It's an ever-expanding collection of
stories that make us think, laugh, and learn.
Wordsmith Anu Garg, mastermind of
A.Word.A.Day Seattle, Washington, USA.
"Life begins at 80 ... on the
Internet," proclaims Eric.
And ever since
his hi-tech epiphany, he has
been celebrating his
obsession with this eclectic collection of
Nick Galvin checks out some of the
newest destinations on the Net
(Sydney Morning Herald)
I don't read your articles because you are "the
I read them because you have interesting things to say.
"The Boy on a Bicycle",
Denver, Colorado, USA.
I thought that I would never see
My father grasp technology.
Now his thoughts rush 'round the world
A brain let loose like flags unfurled.
New South Wales, Australia
Cartoon and verse copyright © 2004
Like most of my generation, I used to regard the Internet as a

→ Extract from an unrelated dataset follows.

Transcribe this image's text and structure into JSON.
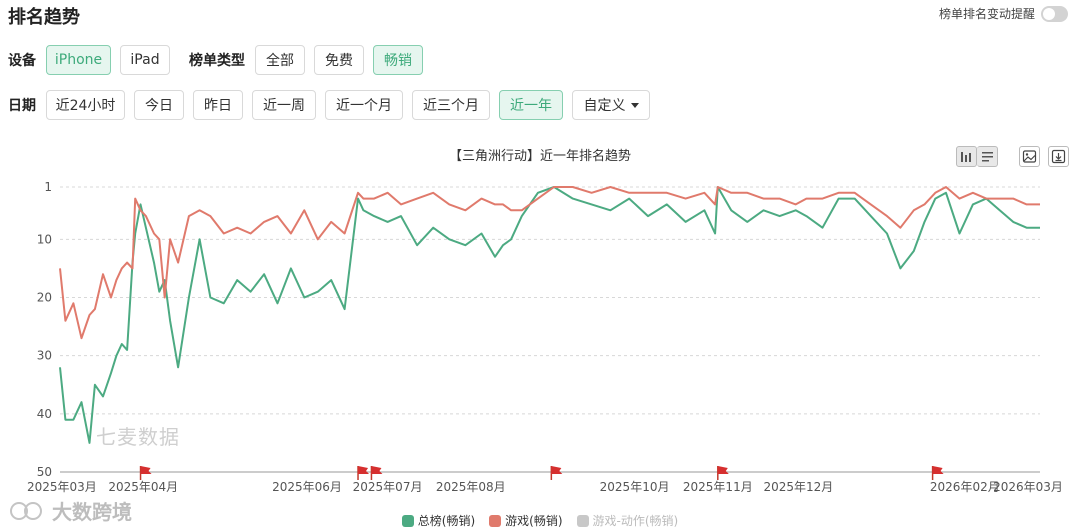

fearsome monster rapidly devouring the world we knew. Then at the age of 79, I
bought my first computer, studied David Pogue's hilarious book The i-Mac for
Dummies, and began a new life. Captivated by the magic of the World Wide

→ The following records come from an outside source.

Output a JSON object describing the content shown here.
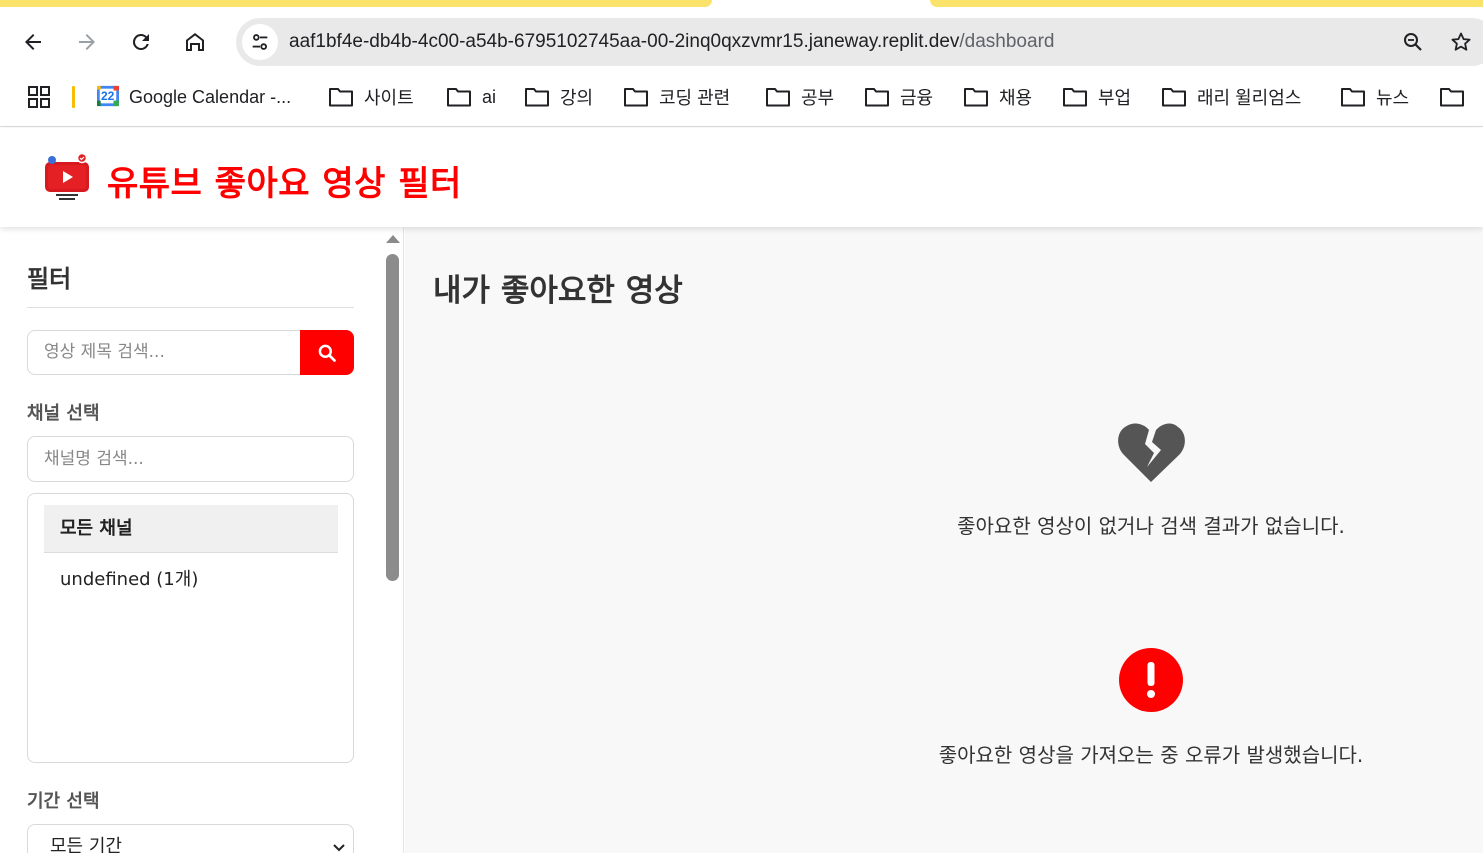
{
  "browser": {
    "url_host": "aaf1bf4e-db4b-4c00-a54b-6795102745aa-00-2inq0qxzvmr15.janeway.replit.dev",
    "url_path": "/dashboard",
    "calendar_day": "22",
    "bookmarks": [
      "Google Calendar -...",
      "사이트",
      "ai",
      "강의",
      "코딩 관련",
      "공부",
      "금융",
      "채용",
      "부업",
      "래리 윌리엄스",
      "뉴스"
    ]
  },
  "app": {
    "title": "유튜브 좋아요 영상 필터"
  },
  "sidebar": {
    "title": "필터",
    "search_placeholder": "영상 제목 검색...",
    "channel_label": "채널 선택",
    "channel_search_placeholder": "채널명 검색...",
    "channels": [
      "모든 채널",
      "undefined (1개)"
    ],
    "period_label": "기간 선택",
    "period_value": "모든 기간"
  },
  "main": {
    "title": "내가 좋아요한 영상",
    "empty_message": "좋아요한 영상이 없거나 검색 결과가 없습니다.",
    "error_message": "좋아요한 영상을 가져오는 중 오류가 발생했습니다."
  },
  "colors": {
    "accent": "#ff0000",
    "tab_active": "#fbe36b"
  }
}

Web, I began writing freelance articles about my discoveries. Some of them have
been published by the New York Times, the Globe and Mail

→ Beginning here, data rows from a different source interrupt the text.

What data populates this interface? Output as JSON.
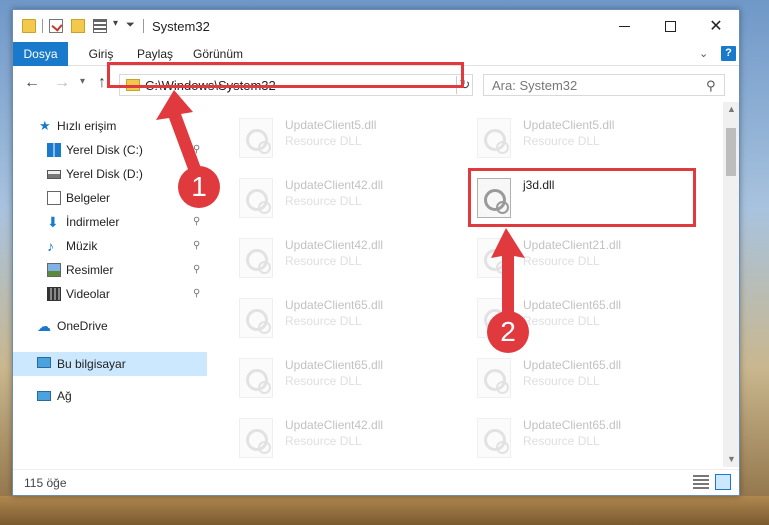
{
  "window": {
    "title": "System32",
    "controls": {
      "minimize": "—",
      "maximize": "☐",
      "close": "✕"
    }
  },
  "ribbon": {
    "tabs": [
      "Dosya",
      "Giriş",
      "Paylaş",
      "Görünüm"
    ],
    "help": "?"
  },
  "navigation": {
    "address_path": "C:\\Windows\\System32",
    "search_placeholder": "Ara: System32"
  },
  "sidebar": {
    "items": [
      {
        "label": "Hızlı erişim",
        "icon": "star-icon"
      },
      {
        "label": "Yerel Disk (C:)",
        "icon": "windows-drive-icon"
      },
      {
        "label": "Yerel Disk (D:)",
        "icon": "drive-icon"
      },
      {
        "label": "Belgeler",
        "icon": "documents-icon"
      },
      {
        "label": "İndirmeler",
        "icon": "download-icon"
      },
      {
        "label": "Müzik",
        "icon": "music-icon"
      },
      {
        "label": "Resimler",
        "icon": "pictures-icon"
      },
      {
        "label": "Videolar",
        "icon": "videos-icon"
      },
      {
        "label": "OneDrive",
        "icon": "cloud-icon"
      },
      {
        "label": "Bu bilgisayar",
        "icon": "computer-icon"
      },
      {
        "label": "Ağ",
        "icon": "network-icon"
      }
    ],
    "selected": "Bu bilgisayar"
  },
  "files": {
    "left_column": [
      {
        "name": "UpdateClient5.dll",
        "type": "Resource DLL"
      },
      {
        "name": "UpdateClient42.dll",
        "type": "Resource DLL"
      },
      {
        "name": "UpdateClient42.dll",
        "type": "Resource DLL"
      },
      {
        "name": "UpdateClient65.dll",
        "type": "Resource DLL"
      },
      {
        "name": "UpdateClient65.dll",
        "type": "Resource DLL"
      },
      {
        "name": "UpdateClient42.dll",
        "type": "Resource DLL"
      }
    ],
    "right_column": [
      {
        "name": "UpdateClient5.dll",
        "type": "Resource DLL"
      },
      {
        "name": "j3d.dll",
        "type": ""
      },
      {
        "name": "UpdateClient21.dll",
        "type": "Resource DLL"
      },
      {
        "name": "UpdateClient65.dll",
        "type": "Resource DLL"
      },
      {
        "name": "UpdateClient65.dll",
        "type": "Resource DLL"
      },
      {
        "name": "UpdateClient65.dll",
        "type": "Resource DLL"
      }
    ]
  },
  "status": {
    "item_count": "115 öğe"
  },
  "annotations": {
    "step_1": "1",
    "step_2": "2",
    "highlight_color": "#e0393e"
  },
  "colors": {
    "accent": "#1979ca",
    "selection": "#cce8ff"
  }
}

(Toronto, Canada), the Straits Times (Singapore) and the Sydney
Morning Herald (Australia) plus other newspapers and magazines around the
You can read my stories on a dozen Web sites, including the
China Daily and the Bangladesh Star. Just follow the links assembled
on this page, generously set up by Barry Downs, my South African "mousemate" (a
useful term he invented), of Kimberley. I hope this eBook will inspire other
retirees to join the world's largest library, and share with us its magical
After you have read the stories on subjects that interest you, I
suggest you search other pages of the various Web sites that you are about to
visit. By reading the diverse offerings of people around the world (many of
whom have become my good friends) you'll catch a glimpse of that magic.
Senior citizens may enjoy reading
Frank Laubach's inspiring
Laugh, and the world laughs with you;
weep, and you weep alone.
Ella Wheeler Wilcox (1850-1919).
If you would not be forgotten as soon as you are gone, either
write things worth reading or do things worth writing.
Benjamin Franklin (1706-1790)
Life would be infinitely happier if we could only be born
at the age of eighty and gradually approach eighteen.
Mark Twain (1835-1910)
Writers are a little below clowns and above trained seals.
John Steinbeck (1902-1968)